27th of October 1996 was supposed to be an exiting day
when India and Australia meet head to head for a one day
international Ciricket tournamet in Cuttack (Odisha). The Cricket match
was supposed to take place at Barabati Stadium but the non stop rain had
played a spoil sport and the match was called off without a single ball being
bowled. During the mid 90’s Cricket in India was it its hights and any Cricket
tournament featuring India would bring the entire nation to a stand still.
Since T20 had not yet been started thus the number of Cricket matched featuing
team India were limited and very popular.
All these years I kept thinking Barabati was some peorson in whose name the stadium had been named. Coming back to present times when I was touring Cuttack as a part of Odisha Cultural and Heritage Tour organised by Times Passion Trails in association with Odisha Tourism I was surprised when the driver informed us that after visiting the Maritime Museum we were going next to Barabati. For a moment I was thinking why on earth are we being taken to a Cricket stadium? I assumed that they must have recently renivated the stadium and wanted us to see it.
In the year 2002 I was still in college and during that time, I had the wonderful opportunity to visit Koraput in Odisha. I was a part of a five-day student exchange program where I had a fantastic opportunity to meet other college students from Bihar, Jharkhand, Odisha and West Bengal. During one of the field trip, we were taken to a tribal village and this one was not the typical tribal villages of Jharkhand but a village that belonged to the ‘Bonda Tribe’. To be specific we were visiting a specific branch of the tribe known as ‘Upper Bonda Tribe’ who lives in complete isolation from the rest of the nation.

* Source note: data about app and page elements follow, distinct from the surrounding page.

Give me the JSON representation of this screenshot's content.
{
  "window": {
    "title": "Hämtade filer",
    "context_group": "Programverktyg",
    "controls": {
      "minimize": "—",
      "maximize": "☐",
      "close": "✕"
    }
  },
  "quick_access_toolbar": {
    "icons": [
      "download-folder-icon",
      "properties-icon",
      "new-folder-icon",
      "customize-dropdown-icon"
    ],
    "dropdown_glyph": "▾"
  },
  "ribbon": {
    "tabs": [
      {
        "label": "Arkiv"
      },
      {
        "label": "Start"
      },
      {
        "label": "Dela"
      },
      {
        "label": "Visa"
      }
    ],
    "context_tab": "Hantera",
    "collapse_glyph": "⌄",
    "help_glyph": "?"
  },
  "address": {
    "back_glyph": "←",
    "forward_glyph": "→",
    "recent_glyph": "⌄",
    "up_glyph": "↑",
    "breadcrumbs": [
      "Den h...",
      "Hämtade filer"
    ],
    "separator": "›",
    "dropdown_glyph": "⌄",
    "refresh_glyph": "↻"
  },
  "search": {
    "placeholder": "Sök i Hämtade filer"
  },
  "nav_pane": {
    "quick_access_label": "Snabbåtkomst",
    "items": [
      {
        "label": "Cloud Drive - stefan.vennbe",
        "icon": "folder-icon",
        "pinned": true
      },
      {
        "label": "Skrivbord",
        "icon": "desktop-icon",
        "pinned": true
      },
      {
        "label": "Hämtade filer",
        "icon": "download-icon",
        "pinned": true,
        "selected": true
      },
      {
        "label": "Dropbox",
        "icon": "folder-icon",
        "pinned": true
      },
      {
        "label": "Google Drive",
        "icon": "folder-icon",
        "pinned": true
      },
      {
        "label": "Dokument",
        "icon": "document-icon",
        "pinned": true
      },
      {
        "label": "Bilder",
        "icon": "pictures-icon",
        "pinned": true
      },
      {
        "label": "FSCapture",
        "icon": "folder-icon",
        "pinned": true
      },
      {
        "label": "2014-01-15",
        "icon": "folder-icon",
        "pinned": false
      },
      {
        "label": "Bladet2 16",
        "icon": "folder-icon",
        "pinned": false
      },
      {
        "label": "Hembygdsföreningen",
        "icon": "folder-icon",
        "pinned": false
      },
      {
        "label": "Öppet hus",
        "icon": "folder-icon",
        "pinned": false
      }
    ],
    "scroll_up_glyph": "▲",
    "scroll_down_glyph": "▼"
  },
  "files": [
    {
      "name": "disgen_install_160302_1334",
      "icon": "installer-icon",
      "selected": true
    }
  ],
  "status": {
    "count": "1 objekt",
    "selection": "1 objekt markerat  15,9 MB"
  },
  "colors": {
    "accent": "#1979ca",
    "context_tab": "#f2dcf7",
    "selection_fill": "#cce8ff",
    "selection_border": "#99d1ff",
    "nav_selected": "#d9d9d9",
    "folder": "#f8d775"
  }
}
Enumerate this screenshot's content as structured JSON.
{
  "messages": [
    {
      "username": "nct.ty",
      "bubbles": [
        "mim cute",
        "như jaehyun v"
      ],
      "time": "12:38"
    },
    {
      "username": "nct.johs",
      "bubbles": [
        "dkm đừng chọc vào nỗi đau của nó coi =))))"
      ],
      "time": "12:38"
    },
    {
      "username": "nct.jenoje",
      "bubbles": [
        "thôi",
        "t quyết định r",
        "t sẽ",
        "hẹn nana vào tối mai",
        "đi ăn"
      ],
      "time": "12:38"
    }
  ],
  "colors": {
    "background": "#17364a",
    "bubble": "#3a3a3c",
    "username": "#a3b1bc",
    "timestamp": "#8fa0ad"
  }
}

We were given specific instructions regarding how we should interact, what we should and should not photograph and last but not the least not to give them any plastic bottles. There was even a government minder to oversee our field trip. I was allowed to click two photographs and till date, people wonder in disbelief if that was indeed a village in India or somewhere in Africa. Their dress, bead jewelry, and their food habits were very different from the rest of the region.
Have you heard of the “Viking of British India”? If
not don’t feel bad neither did I until at least a week back. Some referred to
him as the “King of Jobra”, someone who after living in India for more
than forty years started calling India as his home yet could not even speak or
understand any Indian languages.
George H Faulkner was an engineer by profession and a native of Manchester. He had learned his trade in one of the many engineering workshops that once thronged Lancashire. He had come to India around 1833 when he was just twenty years old and as per records after initial service in Madras (Chennai) where he had worked in the Irrigation Company which has formed for the purpose of irrigation canal construction on Godavari River which was then part of the Madras presidency. This company also had contracts for further canal construction on Mahanadi thus George H Faulkner had shifted to a small locality in Cuttack known as Jobra.